Instructions to follow
Which lines of the records below contain the string "minor"? Report each of them.

--- Records shown Enclosed Below ---

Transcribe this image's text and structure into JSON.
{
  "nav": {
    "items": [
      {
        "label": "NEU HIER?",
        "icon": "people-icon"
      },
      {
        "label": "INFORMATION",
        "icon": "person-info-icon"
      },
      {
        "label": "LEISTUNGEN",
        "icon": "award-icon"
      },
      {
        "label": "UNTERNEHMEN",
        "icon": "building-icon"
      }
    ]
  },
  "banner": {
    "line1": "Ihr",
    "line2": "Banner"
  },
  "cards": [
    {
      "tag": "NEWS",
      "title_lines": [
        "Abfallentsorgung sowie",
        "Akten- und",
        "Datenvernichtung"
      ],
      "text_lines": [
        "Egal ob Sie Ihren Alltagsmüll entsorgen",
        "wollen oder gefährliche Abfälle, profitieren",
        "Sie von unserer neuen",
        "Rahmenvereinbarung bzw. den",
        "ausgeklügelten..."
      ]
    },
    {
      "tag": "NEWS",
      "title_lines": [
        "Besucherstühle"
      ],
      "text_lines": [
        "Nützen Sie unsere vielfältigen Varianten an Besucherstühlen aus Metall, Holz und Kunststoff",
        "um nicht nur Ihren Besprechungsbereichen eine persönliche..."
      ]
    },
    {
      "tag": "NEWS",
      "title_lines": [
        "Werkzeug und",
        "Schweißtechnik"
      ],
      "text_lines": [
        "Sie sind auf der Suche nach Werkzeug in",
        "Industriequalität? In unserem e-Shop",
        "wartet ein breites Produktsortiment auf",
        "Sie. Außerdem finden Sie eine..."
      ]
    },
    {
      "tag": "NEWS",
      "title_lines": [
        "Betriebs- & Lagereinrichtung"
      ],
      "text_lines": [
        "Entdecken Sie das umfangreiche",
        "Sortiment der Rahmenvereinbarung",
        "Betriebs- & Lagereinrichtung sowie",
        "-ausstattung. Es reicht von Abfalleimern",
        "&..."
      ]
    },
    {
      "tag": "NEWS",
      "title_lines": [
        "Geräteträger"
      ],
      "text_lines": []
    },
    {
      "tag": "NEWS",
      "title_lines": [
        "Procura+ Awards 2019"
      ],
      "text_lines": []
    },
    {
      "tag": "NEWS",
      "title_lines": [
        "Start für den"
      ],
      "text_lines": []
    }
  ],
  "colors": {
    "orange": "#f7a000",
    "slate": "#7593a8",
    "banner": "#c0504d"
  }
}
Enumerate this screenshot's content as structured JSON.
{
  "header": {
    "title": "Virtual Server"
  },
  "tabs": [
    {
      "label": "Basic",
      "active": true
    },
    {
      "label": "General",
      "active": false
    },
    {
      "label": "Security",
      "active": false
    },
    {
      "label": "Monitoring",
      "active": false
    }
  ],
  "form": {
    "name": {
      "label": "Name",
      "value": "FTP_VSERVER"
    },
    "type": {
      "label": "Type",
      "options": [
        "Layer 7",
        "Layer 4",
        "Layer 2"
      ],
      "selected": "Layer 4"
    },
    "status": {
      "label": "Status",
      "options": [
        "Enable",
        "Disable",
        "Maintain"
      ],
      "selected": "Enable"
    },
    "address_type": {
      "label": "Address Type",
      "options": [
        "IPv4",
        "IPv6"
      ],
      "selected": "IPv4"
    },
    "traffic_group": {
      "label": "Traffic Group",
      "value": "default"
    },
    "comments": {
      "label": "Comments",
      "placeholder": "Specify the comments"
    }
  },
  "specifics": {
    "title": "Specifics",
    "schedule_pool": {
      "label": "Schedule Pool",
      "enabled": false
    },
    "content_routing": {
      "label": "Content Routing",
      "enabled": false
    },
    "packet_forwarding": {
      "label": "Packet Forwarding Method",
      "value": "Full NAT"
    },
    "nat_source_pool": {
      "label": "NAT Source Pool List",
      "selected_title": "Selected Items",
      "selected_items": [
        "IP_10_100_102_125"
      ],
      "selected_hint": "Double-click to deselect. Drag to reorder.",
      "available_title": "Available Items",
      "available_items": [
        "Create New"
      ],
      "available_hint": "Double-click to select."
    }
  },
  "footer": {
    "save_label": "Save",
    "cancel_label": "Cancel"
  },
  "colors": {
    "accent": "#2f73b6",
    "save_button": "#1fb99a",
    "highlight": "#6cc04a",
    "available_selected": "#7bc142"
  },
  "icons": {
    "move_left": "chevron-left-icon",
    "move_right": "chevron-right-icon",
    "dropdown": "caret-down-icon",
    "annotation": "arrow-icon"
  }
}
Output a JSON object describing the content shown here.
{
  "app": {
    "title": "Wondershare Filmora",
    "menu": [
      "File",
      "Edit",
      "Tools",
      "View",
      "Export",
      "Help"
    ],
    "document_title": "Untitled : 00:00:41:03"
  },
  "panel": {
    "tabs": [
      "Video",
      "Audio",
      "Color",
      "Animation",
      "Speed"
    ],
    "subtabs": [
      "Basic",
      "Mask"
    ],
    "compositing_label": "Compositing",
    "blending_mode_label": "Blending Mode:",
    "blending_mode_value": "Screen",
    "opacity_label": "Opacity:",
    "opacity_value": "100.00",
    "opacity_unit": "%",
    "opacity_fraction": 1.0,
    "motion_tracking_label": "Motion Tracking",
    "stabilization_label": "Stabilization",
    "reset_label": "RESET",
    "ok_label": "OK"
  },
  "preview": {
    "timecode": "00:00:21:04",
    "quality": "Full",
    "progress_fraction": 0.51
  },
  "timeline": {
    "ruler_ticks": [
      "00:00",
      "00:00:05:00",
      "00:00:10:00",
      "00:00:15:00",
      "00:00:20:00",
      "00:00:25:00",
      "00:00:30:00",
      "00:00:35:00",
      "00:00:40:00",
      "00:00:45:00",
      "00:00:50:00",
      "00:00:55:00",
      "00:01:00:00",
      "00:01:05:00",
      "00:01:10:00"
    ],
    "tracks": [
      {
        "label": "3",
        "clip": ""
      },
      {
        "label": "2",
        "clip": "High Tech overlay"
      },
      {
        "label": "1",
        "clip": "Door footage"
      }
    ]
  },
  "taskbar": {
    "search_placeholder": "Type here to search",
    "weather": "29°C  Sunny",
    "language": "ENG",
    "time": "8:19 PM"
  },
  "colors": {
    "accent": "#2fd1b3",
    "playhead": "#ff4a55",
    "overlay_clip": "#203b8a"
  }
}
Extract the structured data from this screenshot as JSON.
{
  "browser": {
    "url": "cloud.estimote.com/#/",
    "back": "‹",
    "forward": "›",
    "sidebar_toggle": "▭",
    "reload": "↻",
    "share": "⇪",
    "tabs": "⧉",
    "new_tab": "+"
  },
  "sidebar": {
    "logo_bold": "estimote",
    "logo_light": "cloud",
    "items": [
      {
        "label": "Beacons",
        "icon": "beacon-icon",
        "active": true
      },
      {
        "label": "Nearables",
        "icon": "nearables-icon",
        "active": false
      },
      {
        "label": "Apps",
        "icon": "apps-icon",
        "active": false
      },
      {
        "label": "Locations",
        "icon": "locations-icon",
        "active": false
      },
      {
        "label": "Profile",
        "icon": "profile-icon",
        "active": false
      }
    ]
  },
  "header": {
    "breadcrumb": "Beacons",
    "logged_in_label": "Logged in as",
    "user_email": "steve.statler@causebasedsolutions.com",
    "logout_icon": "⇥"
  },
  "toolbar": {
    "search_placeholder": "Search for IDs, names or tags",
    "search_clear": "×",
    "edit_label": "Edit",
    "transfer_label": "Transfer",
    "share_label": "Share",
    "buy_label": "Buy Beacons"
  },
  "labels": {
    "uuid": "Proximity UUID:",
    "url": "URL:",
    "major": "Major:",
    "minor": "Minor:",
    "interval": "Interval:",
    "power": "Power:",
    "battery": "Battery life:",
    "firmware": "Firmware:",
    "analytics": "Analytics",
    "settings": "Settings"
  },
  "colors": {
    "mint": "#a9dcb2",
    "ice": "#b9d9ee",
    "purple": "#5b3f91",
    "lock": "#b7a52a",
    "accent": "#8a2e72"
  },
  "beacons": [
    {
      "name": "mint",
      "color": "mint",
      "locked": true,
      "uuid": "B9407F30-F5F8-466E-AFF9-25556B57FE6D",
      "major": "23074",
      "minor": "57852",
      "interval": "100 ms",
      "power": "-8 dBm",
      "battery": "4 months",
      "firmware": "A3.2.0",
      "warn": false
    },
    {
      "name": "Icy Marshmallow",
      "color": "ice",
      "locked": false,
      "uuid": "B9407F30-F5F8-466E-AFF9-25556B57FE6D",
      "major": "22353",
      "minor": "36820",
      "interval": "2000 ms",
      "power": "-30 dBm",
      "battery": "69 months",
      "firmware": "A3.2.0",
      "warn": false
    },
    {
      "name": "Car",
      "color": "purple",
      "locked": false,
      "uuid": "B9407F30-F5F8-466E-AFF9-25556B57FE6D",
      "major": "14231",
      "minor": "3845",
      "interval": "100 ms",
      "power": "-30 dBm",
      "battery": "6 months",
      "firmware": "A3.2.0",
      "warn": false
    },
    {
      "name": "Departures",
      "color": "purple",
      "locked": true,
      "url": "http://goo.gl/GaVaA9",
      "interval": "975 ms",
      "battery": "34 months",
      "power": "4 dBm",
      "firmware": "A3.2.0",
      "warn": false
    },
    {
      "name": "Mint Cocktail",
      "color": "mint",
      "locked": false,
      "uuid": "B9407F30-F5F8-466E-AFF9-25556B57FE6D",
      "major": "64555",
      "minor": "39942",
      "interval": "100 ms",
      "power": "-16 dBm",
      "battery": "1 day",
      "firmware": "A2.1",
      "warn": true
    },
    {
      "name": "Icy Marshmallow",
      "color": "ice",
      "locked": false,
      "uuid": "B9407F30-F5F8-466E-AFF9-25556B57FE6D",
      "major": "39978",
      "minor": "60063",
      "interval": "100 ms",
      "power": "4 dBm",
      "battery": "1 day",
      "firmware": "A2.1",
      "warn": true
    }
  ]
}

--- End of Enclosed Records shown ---

Result for this task
    "minor": "Minor:",
      "minor": "57852",
      "minor": "36820",
      "minor": "3845",
      "minor": "39942",
      "minor": "60063",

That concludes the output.